• [What you have to do]
Images are to be left out; everything else in the records gets copied exactly.

(Beginning of Entries supplied)

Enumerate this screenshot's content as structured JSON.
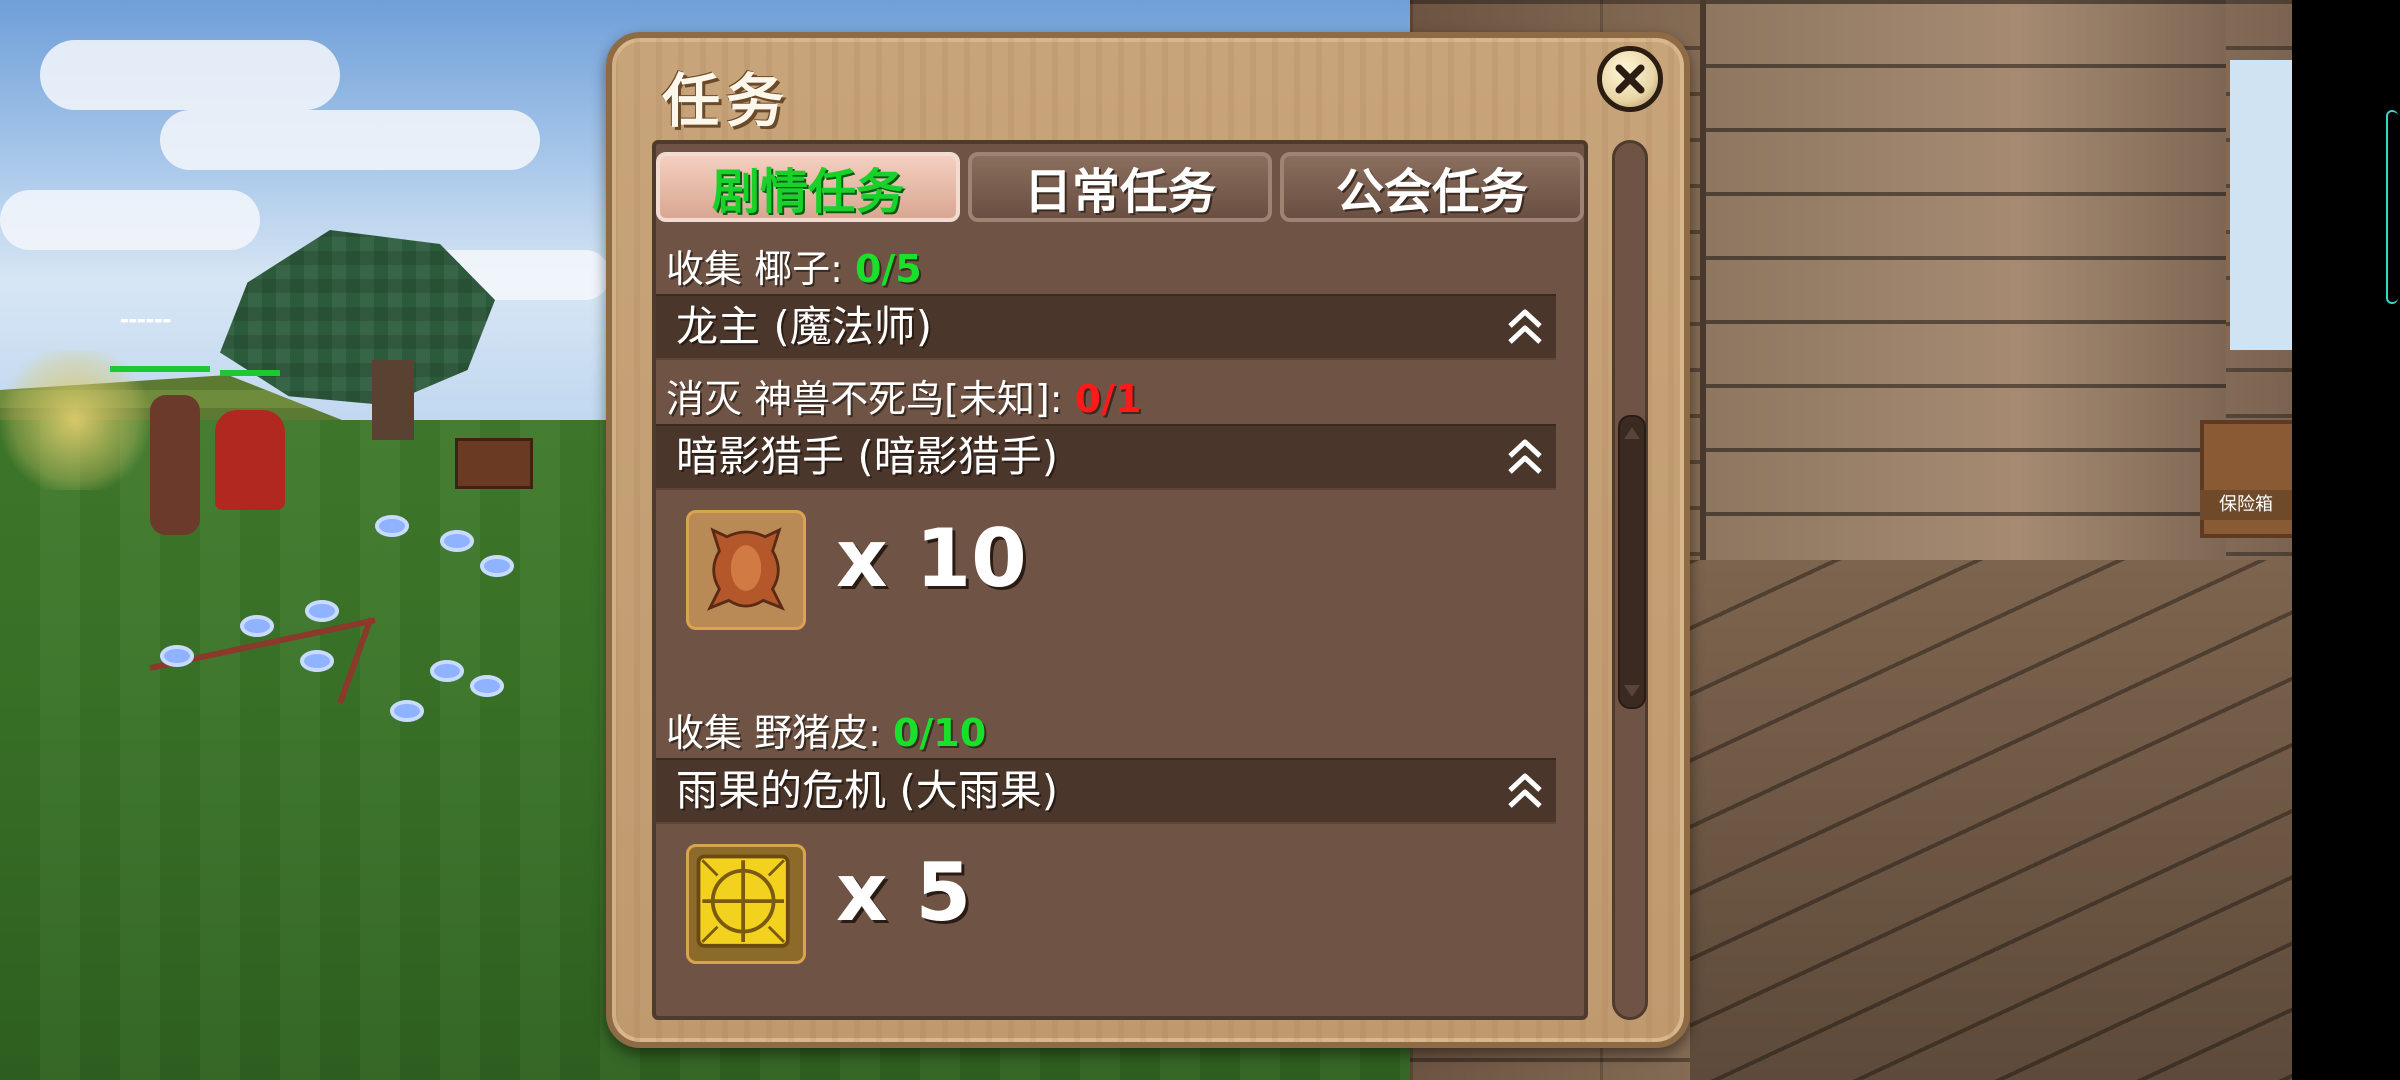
{
  "dialog": {
    "title": "任务",
    "close_icon": "close-icon"
  },
  "tabs": [
    {
      "label": "剧情任务",
      "active": true
    },
    {
      "label": "日常任务",
      "active": false
    },
    {
      "label": "公会任务",
      "active": false
    }
  ],
  "quests": [
    {
      "requirement_text": "收集 椰子: ",
      "progress": "0/5",
      "progress_color": "#19e02a",
      "name": "龙主 (魔法师)"
    },
    {
      "requirement_text": "消灭 神兽不死鸟[未知]: ",
      "progress": "0/1",
      "progress_color": "#ff1a1a",
      "name": "暗影猎手 (暗影猎手)",
      "reward": {
        "icon": "animal-hide-icon",
        "count": "x 10"
      }
    },
    {
      "requirement_text": "收集 野猪皮: ",
      "progress": "0/10",
      "progress_color": "#19e02a",
      "name": "雨果的危机 (大雨果)",
      "reward": {
        "icon": "gold-tile-icon",
        "count": "x 5"
      }
    }
  ],
  "scene": {
    "chest_label": "保险箱"
  },
  "colors": {
    "active_tab_text": "#18d22a",
    "panel_bg": "#6f5446",
    "frame": "#c8a47a"
  }
}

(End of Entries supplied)

• [Task response]
Enumerate this screenshot's content as structured JSON.
{
  "dialog": {
    "title": "任务",
    "close_icon": "close-icon"
  },
  "tabs": [
    {
      "label": "剧情任务",
      "active": true
    },
    {
      "label": "日常任务",
      "active": false
    },
    {
      "label": "公会任务",
      "active": false
    }
  ],
  "quests": [
    {
      "requirement_text": "收集 椰子: ",
      "progress": "0/5",
      "progress_color": "#19e02a",
      "name": "龙主 (魔法师)"
    },
    {
      "requirement_text": "消灭 神兽不死鸟[未知]: ",
      "progress": "0/1",
      "progress_color": "#ff1a1a",
      "name": "暗影猎手 (暗影猎手)",
      "reward": {
        "icon": "animal-hide-icon",
        "count": "x 10"
      }
    },
    {
      "requirement_text": "收集 野猪皮: ",
      "progress": "0/10",
      "progress_color": "#19e02a",
      "name": "雨果的危机 (大雨果)",
      "reward": {
        "icon": "gold-tile-icon",
        "count": "x 5"
      }
    }
  ],
  "scene": {
    "chest_label": "保险箱"
  },
  "colors": {
    "active_tab_text": "#18d22a",
    "panel_bg": "#6f5446",
    "frame": "#c8a47a"
  }
}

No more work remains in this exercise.